Another major draw for the area is education. The Florida State University Panama City campus, located some hundred miles from the main Tallahassee campus, is one of the key educational institutions in the area, along with the Gulf Coast State College.
Located on Harrison Avenue, is the Martin Theatre, which first opened its doors as The Ritz in 1936. Panama City is also home to the Visual Arts Center of Northwest Florida. An integral part of the city’s downtown revitalization efforts, the Visual Arts Center presents exhibitions, educates the public and hosts numerous art classes focusing on painting, pottery, ceramics and other media. “For a community our size, the Martin Theatre and The Visual Arts Center are great assets to have,” says Lane.
And while the area is known for spring break and tourists being attracted to sand, sun and surf, Panama City is not Panama City Beach.

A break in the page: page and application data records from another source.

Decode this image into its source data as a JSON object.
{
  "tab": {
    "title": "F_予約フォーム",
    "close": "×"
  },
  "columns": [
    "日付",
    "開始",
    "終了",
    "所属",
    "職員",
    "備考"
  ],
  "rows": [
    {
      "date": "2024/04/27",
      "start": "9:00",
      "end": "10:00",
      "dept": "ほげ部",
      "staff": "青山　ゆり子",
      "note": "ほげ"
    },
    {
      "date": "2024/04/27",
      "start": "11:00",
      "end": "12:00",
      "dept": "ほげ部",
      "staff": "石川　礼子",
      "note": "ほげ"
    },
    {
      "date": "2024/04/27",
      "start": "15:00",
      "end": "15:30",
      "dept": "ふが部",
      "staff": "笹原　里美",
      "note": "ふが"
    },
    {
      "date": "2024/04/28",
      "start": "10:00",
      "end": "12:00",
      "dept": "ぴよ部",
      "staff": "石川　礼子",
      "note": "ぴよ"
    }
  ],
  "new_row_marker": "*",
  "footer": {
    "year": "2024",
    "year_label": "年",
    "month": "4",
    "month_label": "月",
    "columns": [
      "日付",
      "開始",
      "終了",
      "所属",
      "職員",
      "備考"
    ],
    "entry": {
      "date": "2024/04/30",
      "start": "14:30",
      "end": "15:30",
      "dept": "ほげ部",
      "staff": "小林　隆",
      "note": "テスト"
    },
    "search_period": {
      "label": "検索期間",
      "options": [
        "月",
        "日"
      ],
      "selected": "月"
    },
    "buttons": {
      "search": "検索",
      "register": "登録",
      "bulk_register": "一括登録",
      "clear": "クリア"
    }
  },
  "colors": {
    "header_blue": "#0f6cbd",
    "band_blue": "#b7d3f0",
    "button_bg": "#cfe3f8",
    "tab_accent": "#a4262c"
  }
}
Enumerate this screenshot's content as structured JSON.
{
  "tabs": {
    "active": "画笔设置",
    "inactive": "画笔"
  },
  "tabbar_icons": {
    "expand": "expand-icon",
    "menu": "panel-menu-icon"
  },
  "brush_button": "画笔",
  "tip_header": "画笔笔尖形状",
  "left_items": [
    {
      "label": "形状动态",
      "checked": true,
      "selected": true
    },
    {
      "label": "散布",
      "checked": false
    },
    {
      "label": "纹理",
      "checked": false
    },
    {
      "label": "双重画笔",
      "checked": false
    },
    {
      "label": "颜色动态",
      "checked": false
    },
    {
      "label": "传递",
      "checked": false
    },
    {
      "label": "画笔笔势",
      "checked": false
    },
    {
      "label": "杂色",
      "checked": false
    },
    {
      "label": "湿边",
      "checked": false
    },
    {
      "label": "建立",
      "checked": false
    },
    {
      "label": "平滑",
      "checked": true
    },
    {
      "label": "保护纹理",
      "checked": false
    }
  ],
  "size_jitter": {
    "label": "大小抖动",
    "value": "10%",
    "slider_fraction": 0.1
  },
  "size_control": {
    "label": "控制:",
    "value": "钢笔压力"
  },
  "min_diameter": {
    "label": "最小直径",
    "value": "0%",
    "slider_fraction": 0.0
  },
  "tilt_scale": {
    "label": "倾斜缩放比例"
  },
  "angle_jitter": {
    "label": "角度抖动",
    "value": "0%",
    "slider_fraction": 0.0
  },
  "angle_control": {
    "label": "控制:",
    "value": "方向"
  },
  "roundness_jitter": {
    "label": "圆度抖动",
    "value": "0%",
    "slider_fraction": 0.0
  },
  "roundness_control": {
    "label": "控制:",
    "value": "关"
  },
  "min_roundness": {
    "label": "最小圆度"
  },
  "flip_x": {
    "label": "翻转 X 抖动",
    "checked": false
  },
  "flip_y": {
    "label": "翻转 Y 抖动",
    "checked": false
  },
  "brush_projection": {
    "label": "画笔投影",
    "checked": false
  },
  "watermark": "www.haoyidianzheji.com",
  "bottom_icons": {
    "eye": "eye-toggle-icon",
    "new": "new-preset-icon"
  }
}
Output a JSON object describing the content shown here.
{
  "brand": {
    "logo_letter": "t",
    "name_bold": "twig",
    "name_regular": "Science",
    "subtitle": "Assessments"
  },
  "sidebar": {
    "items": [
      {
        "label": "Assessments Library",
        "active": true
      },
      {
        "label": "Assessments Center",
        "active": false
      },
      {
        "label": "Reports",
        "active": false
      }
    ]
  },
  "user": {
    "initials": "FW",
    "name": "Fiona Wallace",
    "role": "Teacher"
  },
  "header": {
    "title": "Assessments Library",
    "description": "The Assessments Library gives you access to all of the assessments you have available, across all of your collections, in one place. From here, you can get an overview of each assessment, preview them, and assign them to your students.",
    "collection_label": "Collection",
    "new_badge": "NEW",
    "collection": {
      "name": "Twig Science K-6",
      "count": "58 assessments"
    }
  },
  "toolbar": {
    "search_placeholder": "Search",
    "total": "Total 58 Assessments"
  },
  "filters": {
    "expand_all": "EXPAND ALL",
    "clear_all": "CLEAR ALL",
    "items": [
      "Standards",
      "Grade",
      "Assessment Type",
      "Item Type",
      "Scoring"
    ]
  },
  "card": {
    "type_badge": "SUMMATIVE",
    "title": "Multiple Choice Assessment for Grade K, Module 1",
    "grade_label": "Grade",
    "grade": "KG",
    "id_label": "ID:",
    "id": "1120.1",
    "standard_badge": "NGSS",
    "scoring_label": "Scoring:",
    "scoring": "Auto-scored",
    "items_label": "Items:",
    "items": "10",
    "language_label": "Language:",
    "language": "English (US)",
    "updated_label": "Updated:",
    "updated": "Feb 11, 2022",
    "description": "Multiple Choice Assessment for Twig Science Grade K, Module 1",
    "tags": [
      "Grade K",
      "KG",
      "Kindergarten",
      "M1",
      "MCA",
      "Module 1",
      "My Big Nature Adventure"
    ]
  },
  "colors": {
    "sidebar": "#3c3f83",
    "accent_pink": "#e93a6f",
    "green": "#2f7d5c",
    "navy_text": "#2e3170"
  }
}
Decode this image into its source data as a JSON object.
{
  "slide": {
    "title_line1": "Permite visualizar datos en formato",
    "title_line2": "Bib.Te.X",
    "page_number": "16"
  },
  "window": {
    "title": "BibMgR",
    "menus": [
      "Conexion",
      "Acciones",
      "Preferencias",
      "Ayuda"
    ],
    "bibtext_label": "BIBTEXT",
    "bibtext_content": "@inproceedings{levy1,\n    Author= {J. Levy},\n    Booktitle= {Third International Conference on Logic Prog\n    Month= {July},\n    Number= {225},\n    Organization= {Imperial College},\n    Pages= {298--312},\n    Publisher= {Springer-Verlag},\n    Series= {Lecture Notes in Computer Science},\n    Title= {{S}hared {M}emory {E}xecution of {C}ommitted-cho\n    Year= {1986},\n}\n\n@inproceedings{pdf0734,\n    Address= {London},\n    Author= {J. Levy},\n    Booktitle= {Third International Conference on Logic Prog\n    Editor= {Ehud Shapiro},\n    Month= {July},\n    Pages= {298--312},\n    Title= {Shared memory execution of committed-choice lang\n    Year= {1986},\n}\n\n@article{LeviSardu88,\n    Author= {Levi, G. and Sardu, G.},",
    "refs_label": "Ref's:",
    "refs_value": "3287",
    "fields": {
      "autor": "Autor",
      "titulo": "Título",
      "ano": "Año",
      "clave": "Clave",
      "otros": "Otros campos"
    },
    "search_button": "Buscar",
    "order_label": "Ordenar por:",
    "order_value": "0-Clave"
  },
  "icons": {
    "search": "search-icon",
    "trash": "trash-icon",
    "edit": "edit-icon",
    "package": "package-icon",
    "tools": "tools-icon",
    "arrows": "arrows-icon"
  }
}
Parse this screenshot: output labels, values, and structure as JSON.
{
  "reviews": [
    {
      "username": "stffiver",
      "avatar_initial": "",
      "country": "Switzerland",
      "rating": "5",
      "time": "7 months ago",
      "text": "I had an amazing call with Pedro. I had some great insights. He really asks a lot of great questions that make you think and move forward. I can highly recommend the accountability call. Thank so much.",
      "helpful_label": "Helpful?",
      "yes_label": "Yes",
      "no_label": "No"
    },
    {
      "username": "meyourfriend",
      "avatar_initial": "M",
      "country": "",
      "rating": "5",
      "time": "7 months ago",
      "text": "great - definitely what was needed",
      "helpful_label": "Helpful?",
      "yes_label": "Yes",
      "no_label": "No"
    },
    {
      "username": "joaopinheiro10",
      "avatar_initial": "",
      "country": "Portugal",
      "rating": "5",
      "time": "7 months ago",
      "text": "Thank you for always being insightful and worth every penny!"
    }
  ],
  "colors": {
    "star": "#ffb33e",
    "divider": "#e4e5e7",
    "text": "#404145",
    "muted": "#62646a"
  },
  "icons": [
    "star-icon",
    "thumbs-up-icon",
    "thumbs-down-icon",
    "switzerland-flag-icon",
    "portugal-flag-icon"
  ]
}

Panama City being on the east side of the Hathaway Bridge, with Panama City Beach being on the west. “We are the namesake for the area,” says Lane. “There is Panama City Metro area; there’s Panama City airport.”
Panama City is also home to nearby Tyndall Air Force Base; Naval Support Activity Panama City, a United States Navy military base; the world-renowned Navy Experimental Diving Unit (NEDU); and the Naval Surface Warfare Center Panama City Division (NSWC PCD).
With numerous tourist attractions, construction projects, new housing, arts and culture, world-class restaurants, an ideal climate year-round and access to some of the finest beaches America has to offer, Florida’s Panama City is on a mission to reclaim its dominance.
With its experienced and enthusiastic local government, Panama City continues to be a vibrant, attractive place to live, work and play. ”Basically, the communities that surround us have been very progressive over the years, and we are a force to be reckoned with. We have turned a corner and awakened. The giant has awakened.”